The roof slid back into place, and the voice reappeared. "It verks! It verks!" It belonged to a wiry, little old man standing in the hayloft, his hand on a lever in the wall. His messy hair and neatly trimmed beard and mustache were equally gray, his suit was a shabby brown and a pair of spectacles with thick lenses balanced on the tip of his nose. Sliding down the ladder, he stumbled through the clutter to his visitors. "You haf come to see it, yes? Or do you require somesink fixed?"

Sheriff Hedley rolled his eyes. "Doc, the people here got enough reasons to be scared already. You said you were gonna lay low."
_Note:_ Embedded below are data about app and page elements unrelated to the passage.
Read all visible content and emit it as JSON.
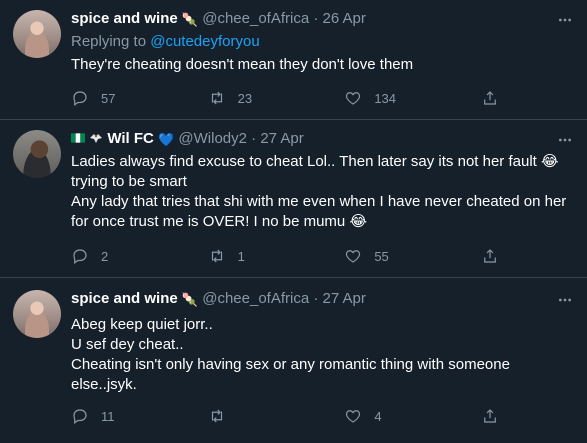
{
  "tweets": [
    {
      "name": "spice and wine",
      "name_emoji": "🍡",
      "handle": "@chee_ofAfrica",
      "dot": "·",
      "date": "26 Apr",
      "replying_prefix": "Replying to ",
      "replying_to": "@cutedeyforyou",
      "lines": [
        "They're cheating doesn't mean they don't love them"
      ],
      "replies": "57",
      "retweets": "23",
      "likes": "134"
    },
    {
      "name": "Wil FC",
      "name_emoji": "💙",
      "handle": "@Wilody2",
      "dot": "·",
      "date": "27 Apr",
      "lines": [
        "Ladies always find excuse to cheat Lol.. Then later say its not her fault 😂",
        "trying to be smart",
        "Any lady that tries that shi with me even when I have never cheated on her",
        "for once trust me is OVER! I no be mumu 😂"
      ],
      "replies": "2",
      "retweets": "1",
      "likes": "55"
    },
    {
      "name": "spice and wine",
      "name_emoji": "🍡",
      "handle": "@chee_ofAfrica",
      "dot": "·",
      "date": "27 Apr",
      "lines": [
        "Abeg keep quiet jorr..",
        "U sef dey cheat..",
        "Cheating isn't only having sex or any romantic thing  with someone",
        "else..jsyk."
      ],
      "replies": "11",
      "retweets": "",
      "likes": "4"
    }
  ],
  "icons": {
    "reply": "reply-icon",
    "retweet": "retweet-icon",
    "like": "heart-icon",
    "share": "share-icon",
    "more": "more-icon",
    "flag": "nigeria-flag-icon",
    "eagle": "eagle-icon"
  },
  "colors": {
    "background": "#15202b",
    "secondary_text": "#8899a6",
    "link": "#1da1f2",
    "divider": "#38444d",
    "heart_emoji": "#1d9bf0"
  }
}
"I haf! But allowances must be made for strokes of inshpiration!" Dr. Wechsler answered, gesturing to the machine on the platform. "It came to me last night; zee image of a karriage vithout zee need of horses to pull it! Its power is contained vithin, and it moves of its own accord! Is zee thought not vonderful?"

"I don't believe you," Phineas said with a sneer. "It looks more like some sort of explosive. Where was that noise coming from?"

"Oh, zat vas only zee vhistle," Wechsler said as he tapped the object in question. "No matter vat I do, zee engine overloads venever I blow it. Here, I vill demonstrate — "

"You already did, Doc."

"...Why don't you just not use a whistle, then?"

"Vat did you say?" Dr. Wechsler demanded, his neck swiveling about in search of the voice.

Albino Pirate rose up from behind the vehicle. "Maybe you could use a bell instead, sir. They're very loud, and you wouldn't need your engine to use it!"

"Don't help him, boy!" Phineas snapped, but it was too late.

"Goen!" the inventor exclaimed, clapping his hands. "Vy did I not sink of it in zee first place? How did you sink of it, Kind?"

Albino Pirate shrugged. "It reminds me of the engine that makes our boat go on land. Captain says we shouldn't make it too tired or it wouldn't work anymore."

Wechsler's eyes bugged out. "You haf a boat zat sails on land?"

"The captain does, and I'm part of his crew, so I suppose I do."

"Do tell me of it!"

"Well, there's an engine like yours belowdecks that hooked up to these wheels, and when you press a button, the wheels come out the bottom and when you press another button..."

Wechsler grabbed some paper and pencils and started to scribble, while Phineas and Jennifer grabbed Beatrice and slowly backed towards the barn door. Sheriff Hedley stayed where he was, watching the boy and the contraptionist chatter on. "Say, Doc?" he asked. "Weren't you goin' on 'bout wantin' a helper? 'Cause this boy here...what was your name?"

"Albino Pirate."

"He's lost his folks, y'see, an' he needs someplace to stay awhile. You ain't too busy, so...?"


Wechsler looked the boy over. "Vat can you do vell, Kind?"

"I can swab and fetch things, and Captain says I'm a source of morale. Whatever that means. Might I be allowed to keep Polly?" he added, picking up the dodo.

"Of course you may! Let us see, vee shall haf to make some room in zee loft..."

"I'll leave y'all to it, then," Sheriff Hedley said. He saw that the Winters clan had already fled when he turned around, and for the first time that day, he cracked a smile.

"Two undesirables!" Phineas muttered under his breath as the trio trudged up the path to their mansion on the hill. "And under the same roof...!"

"I think it's nice," said Beatrice.

Phineas grabbed her ear and pulled her along by it. "You're not to see him again. Either of you."

"Do as Uncle says, Beatrice," Jennifer said. Rage was quietly stewing within her as she looked down at her dress again. Father will be hearing about this in great detail.